The treadmill of American democracy being what it is, 468 members of Congress are already worrying about the midterm elections in 2014, and a tiny cadre of hyper-ambitious pols is beginning the tortuous four-year slog toward the White House.
Republicans, whose primary contests earlier this year amounted to a long-running gong show, are quarrelling over a choice many of them consider existential: Must the party find a moderate next time, in order to win over more ethnic and women voters, or nominate an unapologetic, steadfast, red-meat conservative?
One way or the other, the GOP has contenders, but no superstar.
Democrats, meanwhile, have no such angst. Not only is there is no real internal argument over which way the party should tilt, it has one figure whose mere nod would thrill millions of Americans right now.
Those would be the same Americans who watched, and cheered, and wept, as Hillary Clinton took the podium on June 7, 2008, and declared, as she conceded her party's nomination to Barack Obama, that "although we weren't able to shatter that highest, hardest glass ceiling this time, thanks to you, it's got about 18 million cracks in it."
Since that day, there has been considerable energy expended debating whether Clinton would have done better than Obama in the White House over these past four years.
Clinton herself, though, simply picked up the pieces and moved on without a single public recrimination, as she advised her supporters to do in that speech. And by almost any measure, she's grown in power and stature as a result.
By accepting Obama's offer to become his secretary of state, she chose a path that allowed her to look as close to presidential as you can look without the title, yet at the same time keep a judicious distance from partisan politics.
As required by U.S. law, Clinton was not present at her party's convention in September; when Barack Obama accepted his second nomination, she was on official business in Brunei.
Since 2009, she has not raised funds, distributed endorsements, or otherwise engaged in Washington's widely hated slanging match.
Essentially, she travelled the world gaffe-free for four years, pushing her country's interests and democratic ideals, with special care given to gender equality.
She has even managed to avoid taint, at least so far, for the apparently targeted killings of four Americans at the U.S. consulate in Benghazi, Libya, in September.
It's probably an understatement to say Clinton has become an icon to women worldwide; certainly, she is among the most famous women alive, if not the most famous.
The hair thing
Here in the U.S., her approval rating is a remarkable 70 per cent.
Granted, part of that is because she's perceived as above the partisan wars, but still it's an impressive figure, especially given the fact that just a few years ago, Clinton was widely derided as far too "polarizing" to be able to govern effectively.

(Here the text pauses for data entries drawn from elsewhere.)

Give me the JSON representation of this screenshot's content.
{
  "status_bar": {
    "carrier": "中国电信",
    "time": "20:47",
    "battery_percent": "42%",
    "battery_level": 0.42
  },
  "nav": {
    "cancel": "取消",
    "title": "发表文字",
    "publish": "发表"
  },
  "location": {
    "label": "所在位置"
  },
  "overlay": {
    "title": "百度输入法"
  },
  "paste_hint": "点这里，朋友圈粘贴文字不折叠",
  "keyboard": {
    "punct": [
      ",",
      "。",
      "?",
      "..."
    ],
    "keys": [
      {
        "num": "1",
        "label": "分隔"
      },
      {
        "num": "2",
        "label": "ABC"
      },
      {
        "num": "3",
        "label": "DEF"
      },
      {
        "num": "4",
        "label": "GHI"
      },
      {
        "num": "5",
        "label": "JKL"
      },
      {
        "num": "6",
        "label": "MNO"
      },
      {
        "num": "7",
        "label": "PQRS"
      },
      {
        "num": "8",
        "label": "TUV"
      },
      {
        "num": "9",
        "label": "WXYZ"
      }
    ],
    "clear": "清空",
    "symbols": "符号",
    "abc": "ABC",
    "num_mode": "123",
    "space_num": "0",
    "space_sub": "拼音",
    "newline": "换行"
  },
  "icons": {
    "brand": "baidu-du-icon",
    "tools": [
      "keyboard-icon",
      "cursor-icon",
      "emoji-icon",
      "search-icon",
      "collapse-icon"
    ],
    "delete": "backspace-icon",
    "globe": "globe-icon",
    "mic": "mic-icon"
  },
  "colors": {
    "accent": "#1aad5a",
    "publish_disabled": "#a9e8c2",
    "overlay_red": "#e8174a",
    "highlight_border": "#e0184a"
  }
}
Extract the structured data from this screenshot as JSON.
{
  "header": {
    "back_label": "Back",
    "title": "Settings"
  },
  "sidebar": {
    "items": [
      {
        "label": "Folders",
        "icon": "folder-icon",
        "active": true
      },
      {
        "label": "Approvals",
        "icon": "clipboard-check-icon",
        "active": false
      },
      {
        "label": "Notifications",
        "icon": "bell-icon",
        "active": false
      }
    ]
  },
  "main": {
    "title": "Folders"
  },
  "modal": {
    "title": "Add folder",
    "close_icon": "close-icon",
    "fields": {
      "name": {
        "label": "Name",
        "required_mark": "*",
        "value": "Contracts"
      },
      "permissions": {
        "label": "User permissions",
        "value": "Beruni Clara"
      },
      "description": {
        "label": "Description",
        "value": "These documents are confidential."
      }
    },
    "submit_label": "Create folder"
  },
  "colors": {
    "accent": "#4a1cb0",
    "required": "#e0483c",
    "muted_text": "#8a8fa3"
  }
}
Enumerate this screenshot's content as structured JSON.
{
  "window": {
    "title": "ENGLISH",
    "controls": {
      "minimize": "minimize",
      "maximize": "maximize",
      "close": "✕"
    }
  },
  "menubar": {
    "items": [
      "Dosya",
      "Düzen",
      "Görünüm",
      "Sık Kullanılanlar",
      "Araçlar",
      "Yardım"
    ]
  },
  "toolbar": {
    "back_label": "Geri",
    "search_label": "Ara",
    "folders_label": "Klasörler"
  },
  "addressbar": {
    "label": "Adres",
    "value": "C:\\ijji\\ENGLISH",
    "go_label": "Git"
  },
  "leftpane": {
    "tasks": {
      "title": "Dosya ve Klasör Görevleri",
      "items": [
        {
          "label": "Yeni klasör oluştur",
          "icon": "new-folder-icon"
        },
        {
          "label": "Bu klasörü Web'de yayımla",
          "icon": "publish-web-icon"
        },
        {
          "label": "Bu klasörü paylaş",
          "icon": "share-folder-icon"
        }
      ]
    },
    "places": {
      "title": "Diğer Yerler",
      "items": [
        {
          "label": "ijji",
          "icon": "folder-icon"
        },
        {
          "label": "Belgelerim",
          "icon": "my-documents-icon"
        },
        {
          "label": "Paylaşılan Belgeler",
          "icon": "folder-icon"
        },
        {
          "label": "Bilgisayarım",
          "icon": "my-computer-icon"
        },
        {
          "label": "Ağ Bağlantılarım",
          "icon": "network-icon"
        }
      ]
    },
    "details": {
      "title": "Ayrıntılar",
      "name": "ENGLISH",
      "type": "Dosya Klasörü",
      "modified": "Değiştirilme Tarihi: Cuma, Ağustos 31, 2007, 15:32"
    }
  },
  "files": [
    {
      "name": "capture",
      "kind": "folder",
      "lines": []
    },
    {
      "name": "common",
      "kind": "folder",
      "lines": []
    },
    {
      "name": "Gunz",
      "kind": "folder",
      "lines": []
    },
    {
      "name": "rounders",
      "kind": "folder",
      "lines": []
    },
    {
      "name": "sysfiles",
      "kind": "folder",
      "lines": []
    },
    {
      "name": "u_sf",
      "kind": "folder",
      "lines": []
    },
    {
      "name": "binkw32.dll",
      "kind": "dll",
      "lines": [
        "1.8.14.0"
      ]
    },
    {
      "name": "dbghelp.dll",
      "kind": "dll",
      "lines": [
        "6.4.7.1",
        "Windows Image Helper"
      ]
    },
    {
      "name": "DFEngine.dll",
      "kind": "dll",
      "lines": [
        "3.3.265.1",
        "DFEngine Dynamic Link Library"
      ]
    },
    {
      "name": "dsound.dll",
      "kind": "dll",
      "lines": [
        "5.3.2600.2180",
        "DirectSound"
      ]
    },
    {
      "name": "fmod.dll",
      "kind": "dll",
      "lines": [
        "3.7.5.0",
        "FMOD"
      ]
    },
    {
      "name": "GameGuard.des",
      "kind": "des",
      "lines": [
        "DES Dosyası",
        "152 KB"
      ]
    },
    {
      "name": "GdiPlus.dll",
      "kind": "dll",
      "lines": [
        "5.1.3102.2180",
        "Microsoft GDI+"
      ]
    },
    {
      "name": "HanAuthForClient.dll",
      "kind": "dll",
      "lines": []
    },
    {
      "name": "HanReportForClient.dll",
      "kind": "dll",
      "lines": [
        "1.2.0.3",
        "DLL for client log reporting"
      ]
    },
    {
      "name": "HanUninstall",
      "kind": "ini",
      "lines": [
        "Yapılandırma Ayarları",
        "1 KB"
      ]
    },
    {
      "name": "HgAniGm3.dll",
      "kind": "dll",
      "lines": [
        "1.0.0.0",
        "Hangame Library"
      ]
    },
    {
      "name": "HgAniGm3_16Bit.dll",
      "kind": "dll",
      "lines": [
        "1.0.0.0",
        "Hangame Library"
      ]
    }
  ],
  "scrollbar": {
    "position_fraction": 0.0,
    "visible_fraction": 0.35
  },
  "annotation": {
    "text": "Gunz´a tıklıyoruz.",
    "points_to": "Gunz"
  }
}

All of which leaves her in a most enviable position: Whether to say yes to 2016.
Officially, as she prepares to relinquish her job at State, she is saying no.
"I have ruled it out," she told the Wall Street Journal recently, referring to a presidential bid. "It's important for me to step off this incredibly high wire I've been on, to take stock of the rest of my life."
In recent years, she's provoked all sorts of speculation about her intentions by gradually changing her hair from the crisp chignon she wore while striving for power to a shoulder-length, more motherly look.
But she remains a Clinton. And when it comes to U.S. presidential politics, any denial short of "I will not accept if nominated and will not serve if elected" is hedging.
So far, Clinton has not repeated William Tecumseh Sherman's famously categorical denial. Why would she, with the stars aligned the way they are?
If the cyclical laws of economics hold, there is a good chance America will be enjoying a strong economic recovery, if not a boom, by the time the next election comes around, and it will have happened under a Democratic administration.
By 2016, Americans should also be fully addicted to their newest entitlement, universal health care, with Hillary Clinton having been its most prominent early advocate during her time as first lady in the early 1990s.
On defence and national security, she's a hawk, something that has earned her friends in the military and even praise from some Republicans, particularly those with whom she served in the U.S. Senate.
And the biggest demographic of all — 52 per cent of the population — would probably look kindly on the idea of electing America's first woman president.
On that score, the Republicans are utterly outclassed.
In 2008, Sarah Palin put herself forward as the woman who would pick up where Hillary left off. Clinton became her country's chief diplomat; Palin abandoned the governorship of Alaska to star in a reality show.
It is true that South Carolina's Republican Gov. Nikki Haley is telegenic, popular and effective, but she's no Clinton, either.
The fact is, Clinton will walk away from the Obama cabinet, probably sometime in the next few weeks, as a colossus in her party.
Her fundraising power, should she choose to exercise it, is beyond question. And to top it all off, she's married to a man who has just proven himself the most potent presidential stand-in in American electoral politics.
(How better to set the stage for your wife's return than play such a key role in Obama's re-election?)
In October, 2016, just before the next presidential election, Hillary Clinton will turn 69 — exactly the same age as Ronald Reagan when he won in 1980, and just four years older than Mitt Romney was this time.
For all her talk of letting go and relaxing, one suspects she still dreams of smashing right through that ceiling she cracked four years ago, and may yet do just that.